Advertisement

Density of corneal endothelial cells and corneal thickness in eyes of euthanatized horses

Stacy E. AndrewDepartment of Small Animal Clinical Sciences, College of Veterinary Medicine, University of Florida, Gainesville, FL 32610-0126.

Search for other papers by Stacy E. Andrew in
Current site
Google Scholar
PubMed
Close
 DVM
,
David T. RamseyDepartment of Small Animal Clinical Sciences, College of Veterinary Medicine, Michigan State University, East Lansing, MI 48824-1314.

Search for other papers by David T. Ramsey in
Current site
Google Scholar
PubMed
Close
 DVM
,
Joe G. HauptmanDepartment of Small Animal Clinical Sciences, College of Veterinary Medicine, Michigan State University, East Lansing, MI 48824-1314.

Search for other papers by Joe G. Hauptman in
Current site
Google Scholar
PubMed
Close
 DVM, MS
, and
Dennis E. BrooksDepartment of Large Animal Clinical Sciences, College of Veterinary Medicine, University of Florida, Gainesville, FL 32610-0126.

Search for other papers by Dennis E. Brooks in
Current site
Google Scholar
PubMed
Close
 DVM, PhD

Abstract

Objective—To determine density of corneal endothelial cells and corneal thickness in eyes of euthanatized horses.

Sample Population—52 normal eyes from 26 horses.

Procedure—Eyes were enucleated after horses were euthanatized. Eyes were examined to determine that they did not have visible ocular defects. Noncontact specular microscopy was used to determine density of corneal endothelial cells. Corneal thickness was measured, using ultrasonic pachymetry or specular microscopy.

Results—Mean density of corneal endothelial cells was 3,155 cells/mm2. Cell density decreased with age, but sex did not affect cell density.
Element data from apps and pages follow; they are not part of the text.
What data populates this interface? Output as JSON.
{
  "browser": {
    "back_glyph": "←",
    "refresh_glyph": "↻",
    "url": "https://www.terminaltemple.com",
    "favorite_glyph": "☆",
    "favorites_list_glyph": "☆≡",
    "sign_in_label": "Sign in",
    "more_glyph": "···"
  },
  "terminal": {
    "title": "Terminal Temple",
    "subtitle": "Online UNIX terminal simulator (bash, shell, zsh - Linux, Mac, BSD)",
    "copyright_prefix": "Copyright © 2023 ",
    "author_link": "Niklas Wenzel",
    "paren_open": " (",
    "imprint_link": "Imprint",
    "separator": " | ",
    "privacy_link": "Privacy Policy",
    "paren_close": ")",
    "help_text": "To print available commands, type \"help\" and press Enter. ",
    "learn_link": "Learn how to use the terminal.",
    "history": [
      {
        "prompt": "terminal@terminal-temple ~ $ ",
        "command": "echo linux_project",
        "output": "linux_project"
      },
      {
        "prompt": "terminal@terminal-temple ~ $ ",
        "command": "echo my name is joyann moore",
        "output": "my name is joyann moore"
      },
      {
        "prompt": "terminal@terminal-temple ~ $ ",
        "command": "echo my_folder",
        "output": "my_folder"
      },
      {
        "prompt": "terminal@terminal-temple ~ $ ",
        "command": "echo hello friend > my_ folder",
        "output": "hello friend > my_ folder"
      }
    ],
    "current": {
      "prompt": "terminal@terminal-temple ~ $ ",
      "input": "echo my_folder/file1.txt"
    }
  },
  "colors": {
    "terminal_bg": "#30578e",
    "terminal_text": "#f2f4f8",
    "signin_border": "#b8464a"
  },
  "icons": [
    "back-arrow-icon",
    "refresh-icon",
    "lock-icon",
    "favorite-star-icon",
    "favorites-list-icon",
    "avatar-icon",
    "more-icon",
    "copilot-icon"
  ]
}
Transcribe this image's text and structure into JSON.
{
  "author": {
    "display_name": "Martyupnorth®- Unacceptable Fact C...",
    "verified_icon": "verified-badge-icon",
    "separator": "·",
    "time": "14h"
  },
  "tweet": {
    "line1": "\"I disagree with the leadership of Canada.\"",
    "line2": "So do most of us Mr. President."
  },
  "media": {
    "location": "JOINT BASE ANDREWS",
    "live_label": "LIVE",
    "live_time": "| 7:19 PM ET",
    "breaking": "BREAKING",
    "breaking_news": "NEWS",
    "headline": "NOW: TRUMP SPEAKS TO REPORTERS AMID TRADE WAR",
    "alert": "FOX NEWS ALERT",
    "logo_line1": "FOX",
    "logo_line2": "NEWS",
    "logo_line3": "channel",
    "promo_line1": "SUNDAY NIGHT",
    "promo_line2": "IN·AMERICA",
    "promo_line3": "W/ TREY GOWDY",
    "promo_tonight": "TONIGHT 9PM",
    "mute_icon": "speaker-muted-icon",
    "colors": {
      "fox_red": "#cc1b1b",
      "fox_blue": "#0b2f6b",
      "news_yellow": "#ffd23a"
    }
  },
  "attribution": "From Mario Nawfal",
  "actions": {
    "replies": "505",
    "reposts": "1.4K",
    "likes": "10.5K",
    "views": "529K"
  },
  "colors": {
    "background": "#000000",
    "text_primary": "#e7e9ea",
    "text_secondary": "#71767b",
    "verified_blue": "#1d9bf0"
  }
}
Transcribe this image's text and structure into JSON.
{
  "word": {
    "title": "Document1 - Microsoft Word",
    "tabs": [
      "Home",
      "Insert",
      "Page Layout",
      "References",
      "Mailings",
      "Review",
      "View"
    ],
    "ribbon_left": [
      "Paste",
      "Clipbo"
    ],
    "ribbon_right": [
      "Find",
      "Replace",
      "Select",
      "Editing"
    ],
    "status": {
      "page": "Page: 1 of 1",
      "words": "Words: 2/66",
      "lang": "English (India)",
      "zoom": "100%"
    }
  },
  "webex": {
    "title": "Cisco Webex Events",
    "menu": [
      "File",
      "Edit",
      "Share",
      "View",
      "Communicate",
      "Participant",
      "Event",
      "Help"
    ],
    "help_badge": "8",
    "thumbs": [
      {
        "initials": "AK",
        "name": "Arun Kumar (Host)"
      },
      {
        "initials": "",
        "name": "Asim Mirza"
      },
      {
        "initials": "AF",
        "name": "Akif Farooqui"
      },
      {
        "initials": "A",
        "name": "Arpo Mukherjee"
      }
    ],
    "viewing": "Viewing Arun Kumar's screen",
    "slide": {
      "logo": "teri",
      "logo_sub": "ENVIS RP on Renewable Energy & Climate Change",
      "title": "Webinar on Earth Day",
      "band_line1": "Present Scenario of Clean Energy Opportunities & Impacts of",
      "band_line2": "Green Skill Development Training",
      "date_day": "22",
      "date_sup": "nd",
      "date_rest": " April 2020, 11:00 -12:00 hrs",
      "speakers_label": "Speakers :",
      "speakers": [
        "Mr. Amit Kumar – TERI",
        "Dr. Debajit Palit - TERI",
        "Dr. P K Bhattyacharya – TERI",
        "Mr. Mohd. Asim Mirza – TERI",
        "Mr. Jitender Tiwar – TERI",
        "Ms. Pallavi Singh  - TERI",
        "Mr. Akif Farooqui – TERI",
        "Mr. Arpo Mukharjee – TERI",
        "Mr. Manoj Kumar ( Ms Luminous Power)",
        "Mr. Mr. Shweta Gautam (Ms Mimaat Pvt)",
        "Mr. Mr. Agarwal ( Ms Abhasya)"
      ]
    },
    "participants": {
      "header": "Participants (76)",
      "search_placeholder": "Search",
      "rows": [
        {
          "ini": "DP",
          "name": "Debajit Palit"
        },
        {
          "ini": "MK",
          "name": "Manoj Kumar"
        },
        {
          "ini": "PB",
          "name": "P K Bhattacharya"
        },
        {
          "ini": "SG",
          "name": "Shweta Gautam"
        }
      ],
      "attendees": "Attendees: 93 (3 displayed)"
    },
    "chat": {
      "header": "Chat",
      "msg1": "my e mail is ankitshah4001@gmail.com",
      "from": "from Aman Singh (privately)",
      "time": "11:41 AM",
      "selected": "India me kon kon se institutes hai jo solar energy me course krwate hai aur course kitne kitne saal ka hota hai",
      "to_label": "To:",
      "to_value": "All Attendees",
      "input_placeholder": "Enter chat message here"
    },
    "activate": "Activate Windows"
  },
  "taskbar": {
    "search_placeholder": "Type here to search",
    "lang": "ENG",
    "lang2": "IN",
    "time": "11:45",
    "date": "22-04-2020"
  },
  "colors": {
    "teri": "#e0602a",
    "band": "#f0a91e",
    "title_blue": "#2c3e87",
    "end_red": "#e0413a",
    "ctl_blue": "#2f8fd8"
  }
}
Values did not differ significantly between right and left eyes from the same horse. Cell density of the ventral quadrant was significantly less than cell density of the medial and temporal quadrants. Mean corneal thickness was 893 µm. Sex or age did not affect corneal thickness. Dorsal and ventral quadrants were significantly thicker than the medial and temporal quadrants and central portion of the cornea. We did not detect a correlation between corneal thickness and density of endothelial cells in normal eyes of horses.

Conclusion and Clinical Relevance—Density of corneal endothelial cells decreases with age, but corneal thickness is not affected by age or sex in normal eyes of horses. The technique described here may be useful for determining density of endothelial cells in the cornea of enucleated eyes. This is clinically relevant for analyzing corneal donor tissue prior to harvest and use for corneal transplantation. (Am J Vet Res 2001;62:(479–482)

Abstract

Objective—To determine density of corneal endothelial cells and corneal thickness in eyes of euthanatized horses.

Sample Population—52 normal eyes from 26 horses.

Procedure—Eyes were enucleated after horses were euthanatized. Eyes were examined to determine that they did not have visible ocular defects. Noncontact specular microscopy was used to determine density of corneal endothelial cells. Corneal thickness was measured, using ultrasonic pachymetry or specular microscopy.

Results—Mean density of corneal endothelial cells was 3,155 cells/mm2. Cell density decreased with age, but sex did not affect cell density. Values did not differ significantly between right and left eyes from the same horse. Cell density of the ventral quadrant was significantly less than cell density of the medial and temporal quadrants. Mean corneal thickness was 893 µm. Sex or age did not affect corneal thickness. Dorsal and ventral quadrants were significantly thicker than the medial and temporal quadrants and central portion of the cornea. We did not detect a correlation between corneal thickness and density of endothelial cells in normal eyes of horses.

Conclusion and Clinical Relevance—Density of corneal endothelial cells decreases with age, but corneal thickness is not affected by age or sex in normal eyes of horses. The technique described here may be useful for determining density of endothelial cells in the cornea of enucleated eyes. This is clinically relevant for analyzing corneal donor tissue prior to harvest and use for corneal transplantation. (Am J Vet Res 2001;62:(479–482)